Ever since Facebook opened its website to anyone with an email address willing to join, it has become the online standard for sharing information about daily life with others without ever actually having to be in the same room. Details are posted about day-to-day adventures, complete with pictures taken and even links to the songs listened to as events happened. However, eventually many run out of things to say and share about themselves and branch out to start saying and sharing things about others. This is when the hidden danger of the Facebook like button may come into play.
Any article that a person has read on their favorite site or funny video seen on YouTube is easy to share with friends on Facebook. Once friends have seen it, if they like it, they can show their appreciation by clicking the “like” button, or sharing it with their friends as well. This cycle of “likes” and “shares” can sweep across thousands of news feeds a day, as friends and friends of friends spread something they’ve all commonly enjoyed. On the surface, it seems like a harmless system, but unfortunately, some have found a way to make a bad thing out of something good.
Since anything with a link or even a simple photo can be shared on Facebook, the entire internet is up for grabs to be posted on the social media network. The problem with this is that content is often taken and shared without the express permission of the rightful owners. Although this still has the potential to be harmless, there are circumstances where material that is only intended for a select audience is shared with a much larger crowd.
Say, for example, a recreational author has created a personal blog where she has established a loyal following of dedicated readers. The author has been through several personal struggles since the creation of the blog, and has taken solace in the judgment-free zone of her page.
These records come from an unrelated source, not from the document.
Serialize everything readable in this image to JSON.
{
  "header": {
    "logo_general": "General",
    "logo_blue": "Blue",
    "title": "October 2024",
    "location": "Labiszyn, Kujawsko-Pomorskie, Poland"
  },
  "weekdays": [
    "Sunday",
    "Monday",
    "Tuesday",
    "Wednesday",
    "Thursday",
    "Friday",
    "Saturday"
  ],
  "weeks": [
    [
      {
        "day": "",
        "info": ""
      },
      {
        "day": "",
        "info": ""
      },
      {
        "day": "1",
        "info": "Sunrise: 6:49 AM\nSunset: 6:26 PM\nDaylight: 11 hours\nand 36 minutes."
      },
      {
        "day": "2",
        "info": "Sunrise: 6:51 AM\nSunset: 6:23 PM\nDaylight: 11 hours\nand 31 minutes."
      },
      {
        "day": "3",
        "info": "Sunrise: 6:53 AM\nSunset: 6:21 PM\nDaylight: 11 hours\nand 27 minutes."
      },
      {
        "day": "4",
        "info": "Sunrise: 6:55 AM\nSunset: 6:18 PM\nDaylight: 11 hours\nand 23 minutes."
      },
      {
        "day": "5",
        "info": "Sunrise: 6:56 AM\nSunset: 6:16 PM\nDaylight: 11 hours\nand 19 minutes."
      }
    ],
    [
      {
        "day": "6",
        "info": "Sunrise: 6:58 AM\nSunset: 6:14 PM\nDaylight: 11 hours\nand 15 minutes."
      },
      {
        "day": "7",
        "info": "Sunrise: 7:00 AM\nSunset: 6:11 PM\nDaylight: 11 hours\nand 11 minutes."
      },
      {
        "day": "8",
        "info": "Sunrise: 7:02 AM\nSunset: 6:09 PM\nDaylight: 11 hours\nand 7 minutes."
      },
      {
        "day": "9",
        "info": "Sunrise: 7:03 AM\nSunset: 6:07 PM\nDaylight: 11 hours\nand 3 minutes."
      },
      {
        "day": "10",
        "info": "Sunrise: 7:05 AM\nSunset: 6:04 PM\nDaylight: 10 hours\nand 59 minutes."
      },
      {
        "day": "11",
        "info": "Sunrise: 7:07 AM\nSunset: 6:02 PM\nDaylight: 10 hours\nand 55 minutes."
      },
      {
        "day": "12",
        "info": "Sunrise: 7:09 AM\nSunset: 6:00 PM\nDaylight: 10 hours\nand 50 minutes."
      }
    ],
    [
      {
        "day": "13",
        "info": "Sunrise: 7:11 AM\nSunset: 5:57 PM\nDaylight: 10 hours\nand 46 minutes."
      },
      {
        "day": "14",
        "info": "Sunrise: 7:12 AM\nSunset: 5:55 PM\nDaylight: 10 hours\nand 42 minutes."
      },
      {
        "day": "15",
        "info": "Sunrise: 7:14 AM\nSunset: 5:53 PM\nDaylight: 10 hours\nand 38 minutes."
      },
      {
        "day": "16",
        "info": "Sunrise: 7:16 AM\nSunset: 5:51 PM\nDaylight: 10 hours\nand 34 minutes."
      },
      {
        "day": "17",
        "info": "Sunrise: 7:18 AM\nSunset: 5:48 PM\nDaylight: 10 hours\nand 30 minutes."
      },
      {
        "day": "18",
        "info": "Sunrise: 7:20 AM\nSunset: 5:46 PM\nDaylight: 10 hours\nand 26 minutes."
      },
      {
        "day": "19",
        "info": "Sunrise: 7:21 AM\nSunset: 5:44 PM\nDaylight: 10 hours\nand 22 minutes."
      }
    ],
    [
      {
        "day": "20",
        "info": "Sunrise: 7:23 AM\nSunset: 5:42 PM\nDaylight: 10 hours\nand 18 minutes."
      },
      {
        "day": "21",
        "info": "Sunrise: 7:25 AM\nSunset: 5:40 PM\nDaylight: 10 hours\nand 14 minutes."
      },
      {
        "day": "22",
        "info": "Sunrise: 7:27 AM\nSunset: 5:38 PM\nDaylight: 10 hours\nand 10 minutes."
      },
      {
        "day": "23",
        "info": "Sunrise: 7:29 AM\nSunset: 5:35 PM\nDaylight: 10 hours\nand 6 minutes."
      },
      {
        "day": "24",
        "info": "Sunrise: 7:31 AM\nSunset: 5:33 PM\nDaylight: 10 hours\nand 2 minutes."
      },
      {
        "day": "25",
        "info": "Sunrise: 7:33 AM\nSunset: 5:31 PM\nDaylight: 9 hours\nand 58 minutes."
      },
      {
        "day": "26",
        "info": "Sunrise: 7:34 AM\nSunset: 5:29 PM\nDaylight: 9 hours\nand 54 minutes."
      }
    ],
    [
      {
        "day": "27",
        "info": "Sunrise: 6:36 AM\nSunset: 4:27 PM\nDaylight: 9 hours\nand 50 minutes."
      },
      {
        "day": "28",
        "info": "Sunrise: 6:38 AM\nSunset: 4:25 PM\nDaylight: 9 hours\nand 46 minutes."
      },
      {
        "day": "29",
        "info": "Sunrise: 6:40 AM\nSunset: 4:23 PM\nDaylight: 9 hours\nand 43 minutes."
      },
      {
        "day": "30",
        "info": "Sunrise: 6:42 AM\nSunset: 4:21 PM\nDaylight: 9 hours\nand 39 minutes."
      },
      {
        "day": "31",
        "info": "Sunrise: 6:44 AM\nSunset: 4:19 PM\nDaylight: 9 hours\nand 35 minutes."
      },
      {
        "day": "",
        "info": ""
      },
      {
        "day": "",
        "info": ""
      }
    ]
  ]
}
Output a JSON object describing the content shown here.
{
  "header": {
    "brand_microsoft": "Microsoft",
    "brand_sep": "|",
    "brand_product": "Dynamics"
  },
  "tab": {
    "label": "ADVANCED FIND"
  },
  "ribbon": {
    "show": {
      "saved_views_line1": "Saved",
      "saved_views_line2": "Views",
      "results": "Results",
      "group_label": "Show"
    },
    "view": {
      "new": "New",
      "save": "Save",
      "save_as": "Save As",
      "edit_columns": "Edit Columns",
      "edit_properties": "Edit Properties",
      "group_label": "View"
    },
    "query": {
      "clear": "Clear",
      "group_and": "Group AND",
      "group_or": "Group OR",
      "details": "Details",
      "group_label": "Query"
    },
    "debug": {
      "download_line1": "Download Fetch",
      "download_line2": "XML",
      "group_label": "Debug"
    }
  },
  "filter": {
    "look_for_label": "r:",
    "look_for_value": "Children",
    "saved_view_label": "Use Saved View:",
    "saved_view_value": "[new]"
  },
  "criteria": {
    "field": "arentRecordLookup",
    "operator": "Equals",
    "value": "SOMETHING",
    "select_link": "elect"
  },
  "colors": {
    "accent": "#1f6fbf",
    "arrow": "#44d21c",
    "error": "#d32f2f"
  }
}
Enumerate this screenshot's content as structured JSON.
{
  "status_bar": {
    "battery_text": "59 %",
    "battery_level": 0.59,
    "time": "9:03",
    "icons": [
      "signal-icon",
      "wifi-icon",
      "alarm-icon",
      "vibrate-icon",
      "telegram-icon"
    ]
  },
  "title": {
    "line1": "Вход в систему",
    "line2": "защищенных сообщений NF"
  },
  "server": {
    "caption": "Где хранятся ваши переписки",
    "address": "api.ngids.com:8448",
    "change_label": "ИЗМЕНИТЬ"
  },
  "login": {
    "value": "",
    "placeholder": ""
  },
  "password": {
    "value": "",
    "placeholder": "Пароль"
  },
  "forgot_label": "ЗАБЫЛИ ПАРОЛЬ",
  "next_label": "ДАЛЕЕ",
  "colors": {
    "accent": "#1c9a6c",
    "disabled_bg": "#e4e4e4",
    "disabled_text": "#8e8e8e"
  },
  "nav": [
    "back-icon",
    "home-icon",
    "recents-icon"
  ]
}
The stories and images shared there are met with nothing but encouraging words and continual support, from readers who have been a part of her journey from the beginning.
Now assume that the author visits her Facebook account one day, only to see one of her photos posted to her timeline, only not by her. It turns out a friend of a friend shared the image that was shared by a friend of their friend. The image has potentially been seen by hundreds of people; strangers to the author who are now familiar with an intimate reminder of a harder time in her life, with no prior explanation or back-story. Although it’s been said that nothing on the internet is private, irresponsibly shedding public light on potentially sensitive details of a person’s life is widely considered unacceptable, especially when the effects can traumatize its victims.
This isn’t the only way that information can be compromised through Facebook. There is a far more direct and malicious intent that poses a threat to those that push the like button on their favorite pages. There are pages that exist for the sole purpose of establishing a large following in order to “game the system” into giving them more exposure, and using this notoriety for advertising. Page owners will wait until they have risen to a popular position, then switch their content to products and services that they stand to gain a commission for promoting. The content of the original pages is almost always something that others can relate to, like loving God or wishing safe returns for members of the military. Anything that has the potential to create an emotional connection with the reader has a much higher chance of gaining a “like” and, conversely, another potential target.
Another tactic of these scam artists is simply farming the information of a page’s followers and selling it to the highest bidder, who stands to make a great deal more than their initial investment with tailored advertisements. As the number of these types of targeted attacks increases, users must be wary of the danger hidden within the Facebook like button and posed by scam artists that prey on the good intentions of friends who only wanted to share their daily lives.
By Darrell Purcell